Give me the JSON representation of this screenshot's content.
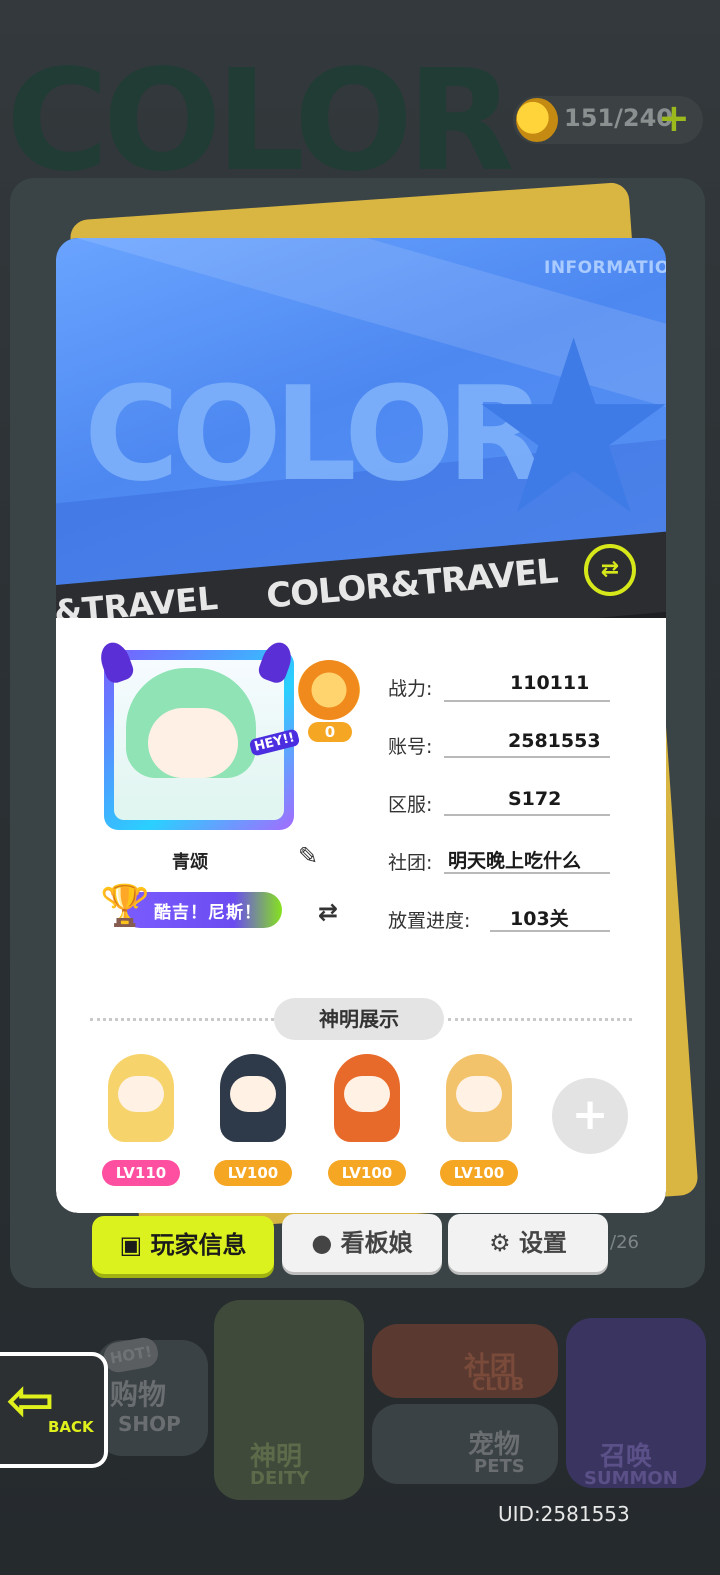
{
  "background": {
    "logo_word": "COLOR",
    "bottom_count": "/26"
  },
  "stamina": {
    "value": "151/240",
    "plus_icon": "plus-icon"
  },
  "card": {
    "banner_label": "INFORMATION",
    "banner_word": "COLOR",
    "tape_text": "COLOR&TRAVEL",
    "tape_text_left": "&TRAVEL"
  },
  "profile": {
    "avatar_tag": "HEY!!",
    "rank_number": "0",
    "nickname": "青颂",
    "title_badge": "酷吉！尼斯！"
  },
  "stats": [
    {
      "label": "战力:",
      "value": "110111"
    },
    {
      "label": "账号:",
      "value": "2581553"
    },
    {
      "label": "区服:",
      "value": "S172"
    },
    {
      "label": "社团:",
      "value": "明天晚上吃什么"
    },
    {
      "label": "放置进度:",
      "value": "103关"
    }
  ],
  "deity_section": {
    "title": "神明展示",
    "deities": [
      {
        "level": "LV110",
        "color": "#ff4fa0",
        "hair": "#f6d36b"
      },
      {
        "level": "LV100",
        "color": "#f5a623",
        "hair": "#2e3a4a"
      },
      {
        "level": "LV100",
        "color": "#f5a623",
        "hair": "#e86a2a"
      },
      {
        "level": "LV100",
        "color": "#f5a623",
        "hair": "#f3c36b"
      }
    ],
    "add_icon": "plus-icon"
  },
  "tabs": [
    {
      "label": "玩家信息",
      "icon": "id-card-icon"
    },
    {
      "label": "看板娘",
      "icon": "user-swap-icon"
    },
    {
      "label": "设置",
      "icon": "gear-icon"
    }
  ],
  "bottom_nav": {
    "hot": "HOT!",
    "shop": "购物",
    "shop_en": "SHOP",
    "deity": "神明",
    "deity_en": "DEITY",
    "club": "社团",
    "club_en": "CLUB",
    "pets": "宠物",
    "pets_en": "PETS",
    "summon": "召唤",
    "summon_en": "SUMMON"
  },
  "back": {
    "label": "BACK"
  },
  "uid": "UID:2581553",
  "colors": {
    "accent": "#dcf21e",
    "banner": "#5a95f5",
    "card_dark": "#1d1f22"
  }
}
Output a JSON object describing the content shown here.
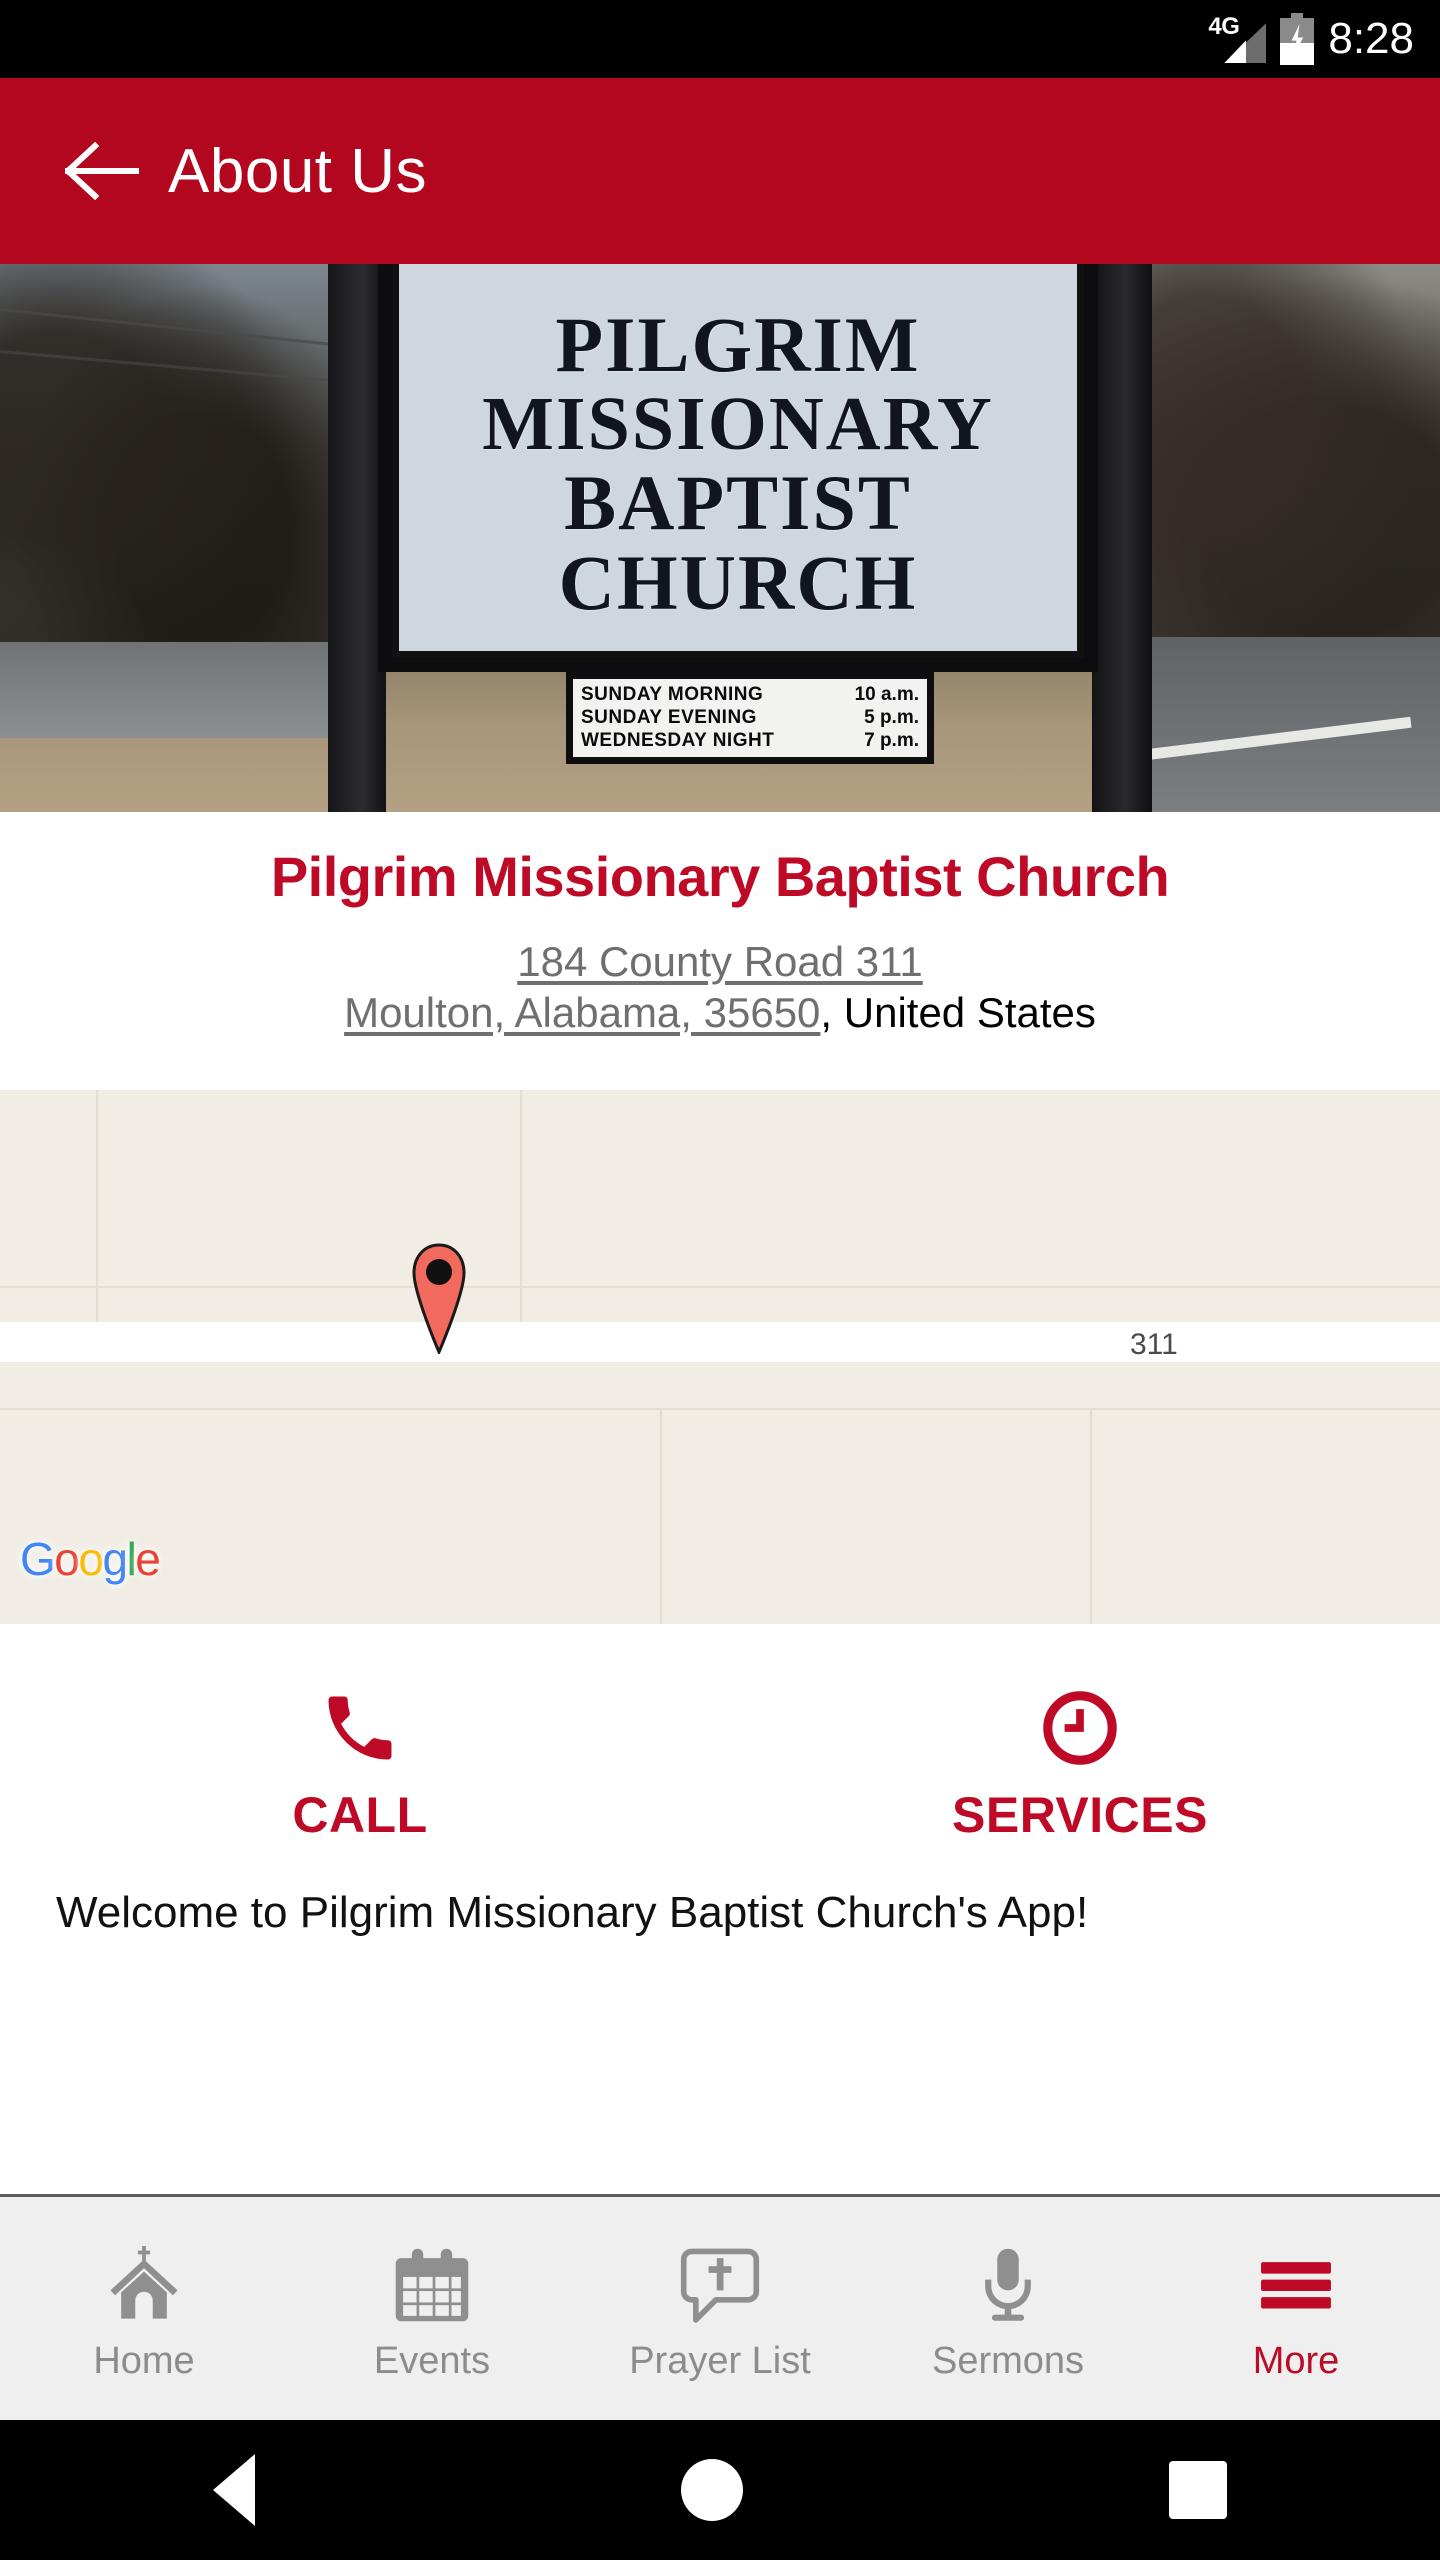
{
  "status_bar": {
    "network": "4G",
    "time": "8:28",
    "battery_state": "charging"
  },
  "app_bar": {
    "back_icon": "arrow-left-icon",
    "title": "About Us",
    "background_color": "#B3061F"
  },
  "hero_photo": {
    "alt": "Church road sign photograph",
    "sign_lines": [
      "PILGRIM",
      "MISSIONARY",
      "BAPTIST",
      "CHURCH"
    ],
    "service_times": [
      {
        "label": "SUNDAY MORNING",
        "time": "10 a.m."
      },
      {
        "label": "SUNDAY EVENING",
        "time": "5 p.m."
      },
      {
        "label": "WEDNESDAY NIGHT",
        "time": "7 p.m."
      }
    ]
  },
  "church_info": {
    "name": "Pilgrim Missionary Baptist Church",
    "name_color": "#BE0A26",
    "address_line1": "184 County Road 311",
    "address_line2": "Moulton, Alabama, 35650",
    "address_country": ", United States"
  },
  "map": {
    "provider_logo": "Google",
    "road_label": "311",
    "marker_icon": "map-pin-icon",
    "marker_color": "#F2695E",
    "background_color": "#f1ede5"
  },
  "actions": [
    {
      "icon": "phone-icon",
      "label": "CALL"
    },
    {
      "icon": "clock-icon",
      "label": "SERVICES"
    }
  ],
  "welcome_text": "Welcome to Pilgrim Missionary Baptist Church's App!",
  "tab_bar": {
    "active_color": "#BE0A26",
    "inactive_color": "#8c8c8c",
    "tabs": [
      {
        "icon": "church-icon",
        "label": "Home",
        "active": false
      },
      {
        "icon": "calendar-icon",
        "label": "Events",
        "active": false
      },
      {
        "icon": "prayer-bubble-icon",
        "label": "Prayer List",
        "active": false
      },
      {
        "icon": "microphone-icon",
        "label": "Sermons",
        "active": false
      },
      {
        "icon": "hamburger-menu-icon",
        "label": "More",
        "active": true
      }
    ]
  },
  "android_nav": {
    "back": "triangle-back-icon",
    "home": "circle-home-icon",
    "recents": "square-recents-icon"
  }
}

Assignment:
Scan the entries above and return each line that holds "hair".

Exercise response:
        "hair": "#f6d36b"
        "hair": "#2e3a4a"
        "hair": "#e86a2a"
        "hair": "#f3c36b"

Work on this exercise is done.